Requirement: Any image in the records is to be skipped; everything else should be reproduced exactly.

= = =

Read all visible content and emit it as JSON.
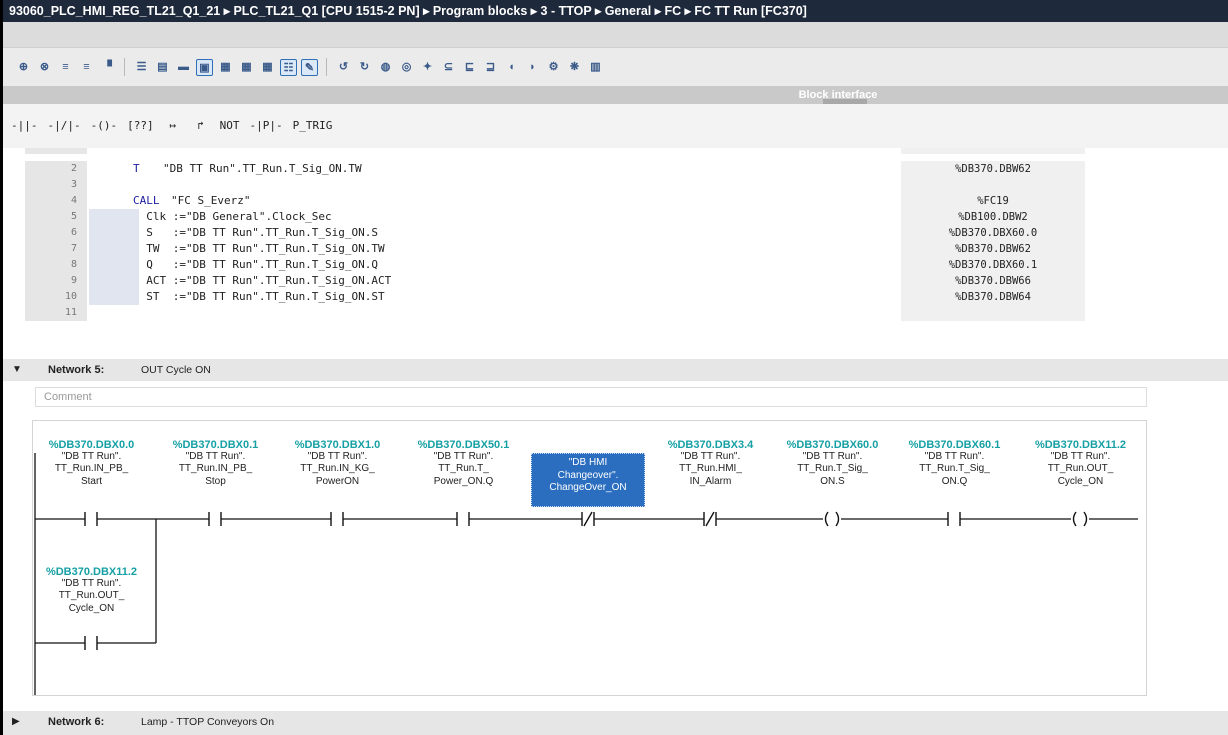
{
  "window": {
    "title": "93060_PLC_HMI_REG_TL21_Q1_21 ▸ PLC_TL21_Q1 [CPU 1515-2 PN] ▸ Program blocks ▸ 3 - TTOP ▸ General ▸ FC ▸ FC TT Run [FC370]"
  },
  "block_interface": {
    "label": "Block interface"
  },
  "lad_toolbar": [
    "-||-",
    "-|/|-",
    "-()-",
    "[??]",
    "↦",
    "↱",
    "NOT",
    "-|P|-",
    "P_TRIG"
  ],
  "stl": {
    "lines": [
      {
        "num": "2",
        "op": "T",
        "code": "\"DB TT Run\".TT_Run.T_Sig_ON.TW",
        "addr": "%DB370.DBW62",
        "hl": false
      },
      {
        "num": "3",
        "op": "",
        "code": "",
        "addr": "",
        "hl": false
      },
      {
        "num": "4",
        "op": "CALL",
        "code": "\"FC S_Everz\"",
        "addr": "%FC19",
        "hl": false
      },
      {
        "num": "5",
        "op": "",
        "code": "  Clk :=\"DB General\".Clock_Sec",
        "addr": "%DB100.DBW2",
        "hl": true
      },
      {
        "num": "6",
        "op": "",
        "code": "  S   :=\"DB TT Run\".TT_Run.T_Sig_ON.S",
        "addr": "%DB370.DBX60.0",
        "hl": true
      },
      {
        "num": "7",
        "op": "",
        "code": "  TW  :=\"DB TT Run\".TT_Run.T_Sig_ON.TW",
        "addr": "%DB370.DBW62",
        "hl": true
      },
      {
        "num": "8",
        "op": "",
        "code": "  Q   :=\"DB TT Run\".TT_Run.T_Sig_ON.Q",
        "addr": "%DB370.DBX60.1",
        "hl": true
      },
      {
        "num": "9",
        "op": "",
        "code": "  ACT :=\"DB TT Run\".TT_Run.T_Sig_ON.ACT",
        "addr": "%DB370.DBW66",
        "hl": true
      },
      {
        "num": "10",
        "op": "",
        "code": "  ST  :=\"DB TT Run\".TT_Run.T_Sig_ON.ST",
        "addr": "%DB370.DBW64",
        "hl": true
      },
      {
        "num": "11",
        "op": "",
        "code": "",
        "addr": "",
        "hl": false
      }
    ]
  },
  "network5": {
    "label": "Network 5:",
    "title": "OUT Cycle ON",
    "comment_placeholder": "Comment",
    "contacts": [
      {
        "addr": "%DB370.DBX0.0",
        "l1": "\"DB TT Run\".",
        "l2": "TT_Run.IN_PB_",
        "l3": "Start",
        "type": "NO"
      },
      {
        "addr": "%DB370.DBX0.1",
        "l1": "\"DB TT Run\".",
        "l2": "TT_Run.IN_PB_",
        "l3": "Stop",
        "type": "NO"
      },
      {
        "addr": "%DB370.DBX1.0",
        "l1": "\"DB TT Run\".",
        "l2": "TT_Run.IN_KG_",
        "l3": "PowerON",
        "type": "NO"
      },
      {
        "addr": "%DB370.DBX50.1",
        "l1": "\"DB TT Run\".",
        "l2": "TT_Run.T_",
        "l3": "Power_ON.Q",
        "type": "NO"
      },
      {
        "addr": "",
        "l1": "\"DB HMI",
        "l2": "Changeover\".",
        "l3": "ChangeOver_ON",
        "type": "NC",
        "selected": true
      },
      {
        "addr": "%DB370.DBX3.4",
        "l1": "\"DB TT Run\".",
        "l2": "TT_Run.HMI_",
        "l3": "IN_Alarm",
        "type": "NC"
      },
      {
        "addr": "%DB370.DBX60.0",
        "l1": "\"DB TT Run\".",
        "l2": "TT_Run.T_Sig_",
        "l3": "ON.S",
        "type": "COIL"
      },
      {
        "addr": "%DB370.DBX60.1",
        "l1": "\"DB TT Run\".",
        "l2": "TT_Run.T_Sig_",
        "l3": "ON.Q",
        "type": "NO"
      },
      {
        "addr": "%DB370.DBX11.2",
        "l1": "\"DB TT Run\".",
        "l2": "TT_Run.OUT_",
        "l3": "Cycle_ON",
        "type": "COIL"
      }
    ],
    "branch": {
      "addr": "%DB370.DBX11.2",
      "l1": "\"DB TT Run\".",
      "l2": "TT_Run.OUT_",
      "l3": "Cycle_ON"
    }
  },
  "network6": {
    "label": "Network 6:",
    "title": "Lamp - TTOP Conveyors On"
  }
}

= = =

Exercise output:
Read all visible content and emit it as JSON.
{
  "window": {
    "title": "93060_PLC_HMI_REG_TL21_Q1_21 ▸ PLC_TL21_Q1 [CPU 1515-2 PN] ▸ Program blocks ▸ 3 - TTOP ▸ General ▸ FC ▸ FC TT Run [FC370]"
  },
  "block_interface": {
    "label": "Block interface"
  },
  "lad_toolbar": [
    "-||-",
    "-|/|-",
    "-()-",
    "[??]",
    "↦",
    "↱",
    "NOT",
    "-|P|-",
    "P_TRIG"
  ],
  "stl": {
    "lines": [
      {
        "num": "2",
        "op": "T",
        "code": "\"DB TT Run\".TT_Run.T_Sig_ON.TW",
        "addr": "%DB370.DBW62",
        "hl": false
      },
      {
        "num": "3",
        "op": "",
        "code": "",
        "addr": "",
        "hl": false
      },
      {
        "num": "4",
        "op": "CALL",
        "code": "\"FC S_Everz\"",
        "addr": "%FC19",
        "hl": false
      },
      {
        "num": "5",
        "op": "",
        "code": "  Clk :=\"DB General\".Clock_Sec",
        "addr": "%DB100.DBW2",
        "hl": true
      },
      {
        "num": "6",
        "op": "",
        "code": "  S   :=\"DB TT Run\".TT_Run.T_Sig_ON.S",
        "addr": "%DB370.DBX60.0",
        "hl": true
      },
      {
        "num": "7",
        "op": "",
        "code": "  TW  :=\"DB TT Run\".TT_Run.T_Sig_ON.TW",
        "addr": "%DB370.DBW62",
        "hl": true
      },
      {
        "num": "8",
        "op": "",
        "code": "  Q   :=\"DB TT Run\".TT_Run.T_Sig_ON.Q",
        "addr": "%DB370.DBX60.1",
        "hl": true
      },
      {
        "num": "9",
        "op": "",
        "code": "  ACT :=\"DB TT Run\".TT_Run.T_Sig_ON.ACT",
        "addr": "%DB370.DBW66",
        "hl": true
      },
      {
        "num": "10",
        "op": "",
        "code": "  ST  :=\"DB TT Run\".TT_Run.T_Sig_ON.ST",
        "addr": "%DB370.DBW64",
        "hl": true
      },
      {
        "num": "11",
        "op": "",
        "code": "",
        "addr": "",
        "hl": false
      }
    ]
  },
  "network5": {
    "label": "Network 5:",
    "title": "OUT Cycle ON",
    "comment_placeholder": "Comment",
    "contacts": [
      {
        "addr": "%DB370.DBX0.0",
        "l1": "\"DB TT Run\".",
        "l2": "TT_Run.IN_PB_",
        "l3": "Start",
        "type": "NO"
      },
      {
        "addr": "%DB370.DBX0.1",
        "l1": "\"DB TT Run\".",
        "l2": "TT_Run.IN_PB_",
        "l3": "Stop",
        "type": "NO"
      },
      {
        "addr": "%DB370.DBX1.0",
        "l1": "\"DB TT Run\".",
        "l2": "TT_Run.IN_KG_",
        "l3": "PowerON",
        "type": "NO"
      },
      {
        "addr": "%DB370.DBX50.1",
        "l1": "\"DB TT Run\".",
        "l2": "TT_Run.T_",
        "l3": "Power_ON.Q",
        "type": "NO"
      },
      {
        "addr": "",
        "l1": "\"DB HMI",
        "l2": "Changeover\".",
        "l3": "ChangeOver_ON",
        "type": "NC",
        "selected": true
      },
      {
        "addr": "%DB370.DBX3.4",
        "l1": "\"DB TT Run\".",
        "l2": "TT_Run.HMI_",
        "l3": "IN_Alarm",
        "type": "NC"
      },
      {
        "addr": "%DB370.DBX60.0",
        "l1": "\"DB TT Run\".",
        "l2": "TT_Run.T_Sig_",
        "l3": "ON.S",
        "type": "COIL"
      },
      {
        "addr": "%DB370.DBX60.1",
        "l1": "\"DB TT Run\".",
        "l2": "TT_Run.T_Sig_",
        "l3": "ON.Q",
        "type": "NO"
      },
      {
        "addr": "%DB370.DBX11.2",
        "l1": "\"DB TT Run\".",
        "l2": "TT_Run.OUT_",
        "l3": "Cycle_ON",
        "type": "COIL"
      }
    ],
    "branch": {
      "addr": "%DB370.DBX11.2",
      "l1": "\"DB TT Run\".",
      "l2": "TT_Run.OUT_",
      "l3": "Cycle_ON"
    }
  },
  "network6": {
    "label": "Network 6:",
    "title": "Lamp - TTOP Conveyors On"
  }
}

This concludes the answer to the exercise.